#1 Set yourself up for success: make manageable resolutions.
Giant leaps start life as baby steps, just like successful resolutions. Goals work best when they’re just within reach – and if you stretch for them, a little bit further each time. Tip: once you know you can, you’ll keep doing it. So don’t enter the half-marathon when you’re still only on the treadmill. Get outdoors first!
#2 Measure it.
Apart from that warm glow of well-being, how do you know you’re making progress? By measuring it. Taking your resting pulse rate, for example, gives you the objective confirmation you need to push ahead.

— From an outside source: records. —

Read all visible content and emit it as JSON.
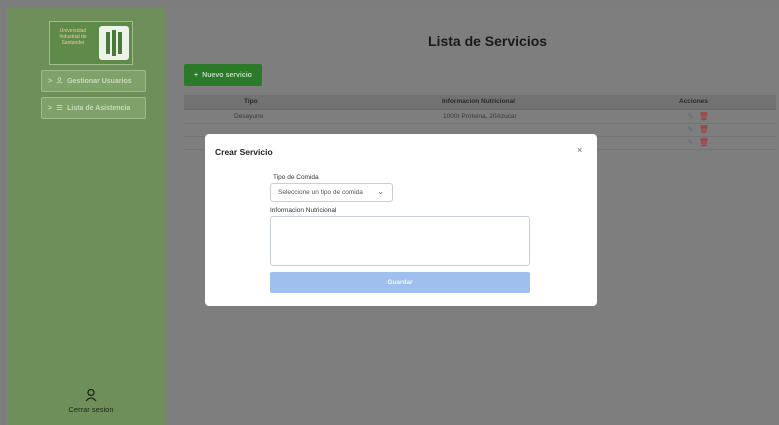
{
  "sidebar": {
    "logo_text": "Universidad Industrial de Santander",
    "items": [
      {
        "label": "Gestionar Usuarios",
        "chevron": ">",
        "icon": "user-icon"
      },
      {
        "label": "Lista de Asistencia",
        "chevron": ">",
        "icon": "list-icon"
      }
    ],
    "logout_label": "Cerrar sesion"
  },
  "main": {
    "title": "Lista de Servicios",
    "new_button_label": "Nuevo servicio",
    "table": {
      "headers": [
        "Tipo",
        "Informacion Nutricional",
        "Acciones"
      ],
      "rows": [
        {
          "tipo": "Desayuno",
          "info": "1000r Proteina, 20Azucar"
        },
        {
          "tipo": "",
          "info": ""
        },
        {
          "tipo": "",
          "info": ""
        }
      ]
    }
  },
  "modal": {
    "title": "Crear Servicio",
    "close_symbol": "×",
    "food_type_label": "Tipo de Comida",
    "food_type_selected": "Seleccione un tipo de comida",
    "nutrition_label": "Informacion Nutricional",
    "nutrition_value": "",
    "save_label": "Guardar"
  },
  "colors": {
    "sidebar": "#6e8e5a",
    "primary_green": "#2a7a2a",
    "save_button": "#9fc0ee",
    "delete_icon": "#a83030"
  }
}
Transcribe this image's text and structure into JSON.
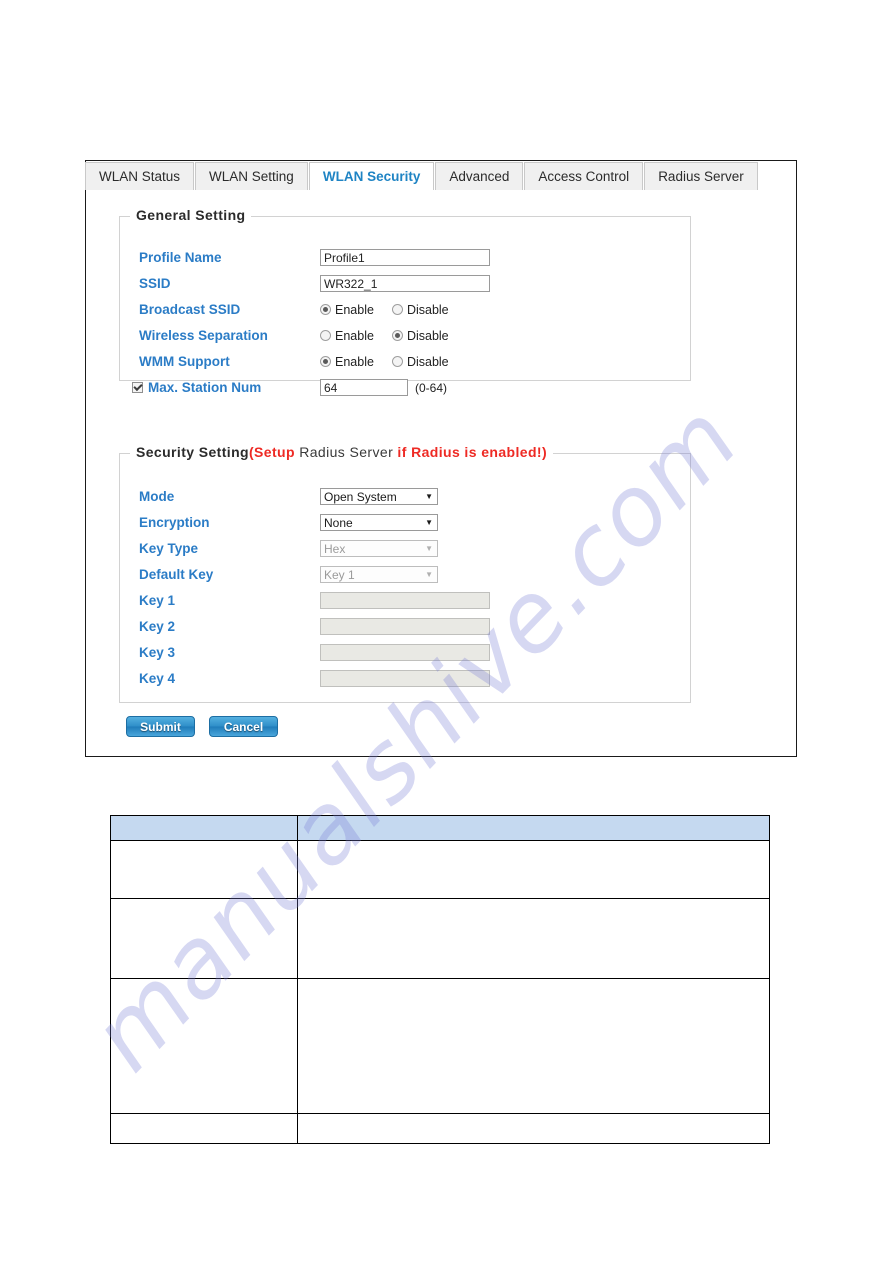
{
  "tabs": [
    {
      "label": "WLAN Status",
      "active": false
    },
    {
      "label": "WLAN Setting",
      "active": false
    },
    {
      "label": "WLAN Security",
      "active": true
    },
    {
      "label": "Advanced",
      "active": false
    },
    {
      "label": "Access Control",
      "active": false
    },
    {
      "label": "Radius Server",
      "active": false
    }
  ],
  "general": {
    "legend": "General Setting",
    "profile_name": {
      "label": "Profile Name",
      "value": "Profile1"
    },
    "ssid": {
      "label": "SSID",
      "value": "WR322_1"
    },
    "broadcast_ssid": {
      "label": "Broadcast SSID",
      "enable_label": "Enable",
      "disable_label": "Disable",
      "selected": "Enable"
    },
    "wireless_separation": {
      "label": "Wireless Separation",
      "enable_label": "Enable",
      "disable_label": "Disable",
      "selected": "Disable"
    },
    "wmm_support": {
      "label": "WMM Support",
      "enable_label": "Enable",
      "disable_label": "Disable",
      "selected": "Enable"
    },
    "max_station_num": {
      "label": "Max. Station Num",
      "checked": true,
      "value": "64",
      "hint": "(0-64)"
    }
  },
  "security": {
    "legend_main": "Security Setting",
    "legend_paren_open": "(",
    "legend_setup": "Setup",
    "legend_radius_server": " Radius Server ",
    "legend_if_enabled": "if Radius is enabled!)",
    "mode": {
      "label": "Mode",
      "value": "Open System",
      "disabled": false
    },
    "encryption": {
      "label": "Encryption",
      "value": "None",
      "disabled": false
    },
    "key_type": {
      "label": "Key Type",
      "value": "Hex",
      "disabled": true
    },
    "default_key": {
      "label": "Default Key",
      "value": "Key 1",
      "disabled": true
    },
    "key1": {
      "label": "Key 1",
      "value": "",
      "disabled": true
    },
    "key2": {
      "label": "Key 2",
      "value": "",
      "disabled": true
    },
    "key3": {
      "label": "Key 3",
      "value": "",
      "disabled": true
    },
    "key4": {
      "label": "Key 4",
      "value": "",
      "disabled": true
    }
  },
  "buttons": {
    "submit": "Submit",
    "cancel": "Cancel"
  },
  "description_table": {
    "header": [
      "",
      ""
    ],
    "rows": [
      [
        "",
        ""
      ],
      [
        "",
        ""
      ],
      [
        "",
        ""
      ],
      [
        "",
        ""
      ]
    ]
  },
  "watermark": {
    "text": "manualshive.com"
  },
  "colors": {
    "label_blue": "#2b7cc6",
    "tab_active_blue": "#1f84c4",
    "warning_red": "#ee2a24",
    "table_header_blue": "#c5d9f0",
    "button_blue": "#2f8fc9"
  }
}
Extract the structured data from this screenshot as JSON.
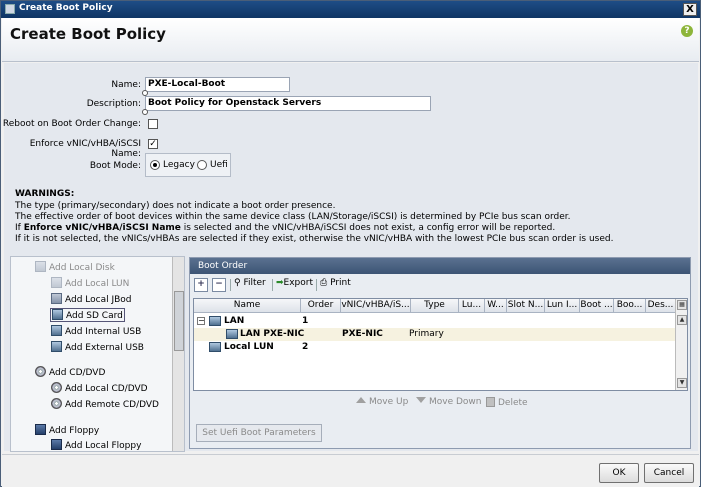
{
  "window": {
    "title": "Create Boot Policy",
    "close_label": "X"
  },
  "header": {
    "title": "Create Boot Policy",
    "help_label": "?"
  },
  "form": {
    "name_label": "Name:",
    "name_value": "PXE-Local-Boot",
    "description_label": "Description:",
    "description_value": "Boot Policy for Openstack Servers",
    "reboot_label": "Reboot on Boot Order Change:",
    "reboot_checked": false,
    "enforce_label": "Enforce vNIC/vHBA/iSCSI Name:",
    "enforce_checked": true,
    "boot_mode_label": "Boot Mode:",
    "boot_mode_options": [
      "Legacy",
      "Uefi"
    ],
    "boot_mode_selected": "Legacy"
  },
  "warnings": {
    "title": "WARNINGS:",
    "line1": "The type (primary/secondary) does not indicate a boot order presence.",
    "line2": "The effective order of boot devices within the same device class (LAN/Storage/iSCSI) is determined by PCIe bus scan order.",
    "line3_pre": "If ",
    "line3_bold": "Enforce vNIC/vHBA/iSCSI Name",
    "line3_post": " is selected and the vNIC/vHBA/iSCSI does not exist, a config error will be reported.",
    "line4": "If it is not selected, the vNICs/vHBAs are selected if they exist, otherwise the vNIC/vHBA with the lowest PCIe bus scan order is used."
  },
  "left_panel": {
    "items": [
      {
        "label": "Add Local Disk",
        "icon": "disk-icon"
      },
      {
        "label": "Add Local LUN",
        "icon": "disk-icon"
      },
      {
        "label": "Add Local JBod",
        "icon": "disk-icon"
      },
      {
        "label": "Add SD Card",
        "icon": "sd-card-icon"
      },
      {
        "label": "Add Internal USB",
        "icon": "usb-icon"
      },
      {
        "label": "Add External USB",
        "icon": "usb-icon"
      },
      {
        "label": "Add CD/DVD",
        "icon": "cd-icon"
      },
      {
        "label": "Add Local CD/DVD",
        "icon": "cd-icon"
      },
      {
        "label": "Add Remote CD/DVD",
        "icon": "cd-icon"
      },
      {
        "label": "Add Floppy",
        "icon": "floppy-icon"
      },
      {
        "label": "Add Local Floppy",
        "icon": "floppy-icon"
      }
    ]
  },
  "boot_order": {
    "title": "Boot Order",
    "toolbar": {
      "add": "+",
      "remove": "−",
      "filter": "Filter",
      "export": "Export",
      "print": "Print"
    },
    "columns": [
      "Name",
      "Order",
      "vNIC/vHBA/iS...",
      "Type",
      "Lu...",
      "W...",
      "Slot N...",
      "Lun I...",
      "Boot ...",
      "Boo...",
      "Des..."
    ],
    "rows": [
      {
        "name": "LAN",
        "order": "1",
        "vnic": "",
        "type": ""
      },
      {
        "name": "LAN PXE-NIC",
        "order": "",
        "vnic": "PXE-NIC",
        "type": "Primary"
      },
      {
        "name": "Local LUN",
        "order": "2",
        "vnic": "",
        "type": ""
      }
    ],
    "move_up": "Move Up",
    "move_down": "Move Down",
    "delete": "Delete",
    "uefi_button": "Set Uefi Boot Parameters"
  },
  "footer": {
    "ok": "OK",
    "cancel": "Cancel"
  }
}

And if the measurements say otherwise, then you can raise your game by reviewing your workout plans and fine-tuning your form and technique.
#3 Schedule it.
Consistent progress is like finding the holy grail, but it becomes easier once you know what you’re supposed to be doing – and when. A schedule helps you stay on track as you surely, patiently, reach your goals.
#4 Break down big numbers.
Even sporting gods put in their time. Roger Federer’s single-handed backhand is devastatingly beautiful but he started out with a brutish double-hander. Then he did his 10,000 hours for perfection, one practice at a time. So break down your personal quest for Olympus into friendly bite-size chunks. And schedule them in (see #3).
#5 Set milestones. Roll with it and reward yourself.
Don’t beat yourself up if you miss a workout. Unscheduled events can’t unhappen! But roll with it by carrying on and doing what you can. Then celebrate the small wins of incremental progress! (See #4.) That beach retreat or spa getaway with BFF could be just the incentive that breezes you over the finish line.
#6 Hold yourself accountable.
Keep a journal of all the not-today excuses you’ve ever made – and the times when you girded your loins and just went for it! You’ll be reminded how glad you were that you did. Plus, it keeps you honest when you have to tick all those boxes next to the sets/reps scheduled in your journal. But if you still feel stuck (it happens), get a workout buddy. Now that you’re responsible to someone else, you have to get going!
#7 It never hurts to ask for help. (But it might if you don’t.)
Did we mention the workout buddy? Someone who can show you the ropes would be perfect. But because we don’t all have personal trainer friends, the best way to learn is from a pro, i.e. a personal trainer. Good ones quickly suss out your body type, movement and potential problem areas. Ask for help to avoid niggling injuries and remedial work that delay progress.
#8 Mix it up. Try something new.
Did we mention the personal trainer? As a bonus, she or he keeps track of your progress! And ensures variety in your routine so you really get to work that body. Different muscle pairs need to be used in different ways and in concert with certain others. There’s more than one venue for this, and much more to fitness than just boring machines. Crossfit, are you calling my name?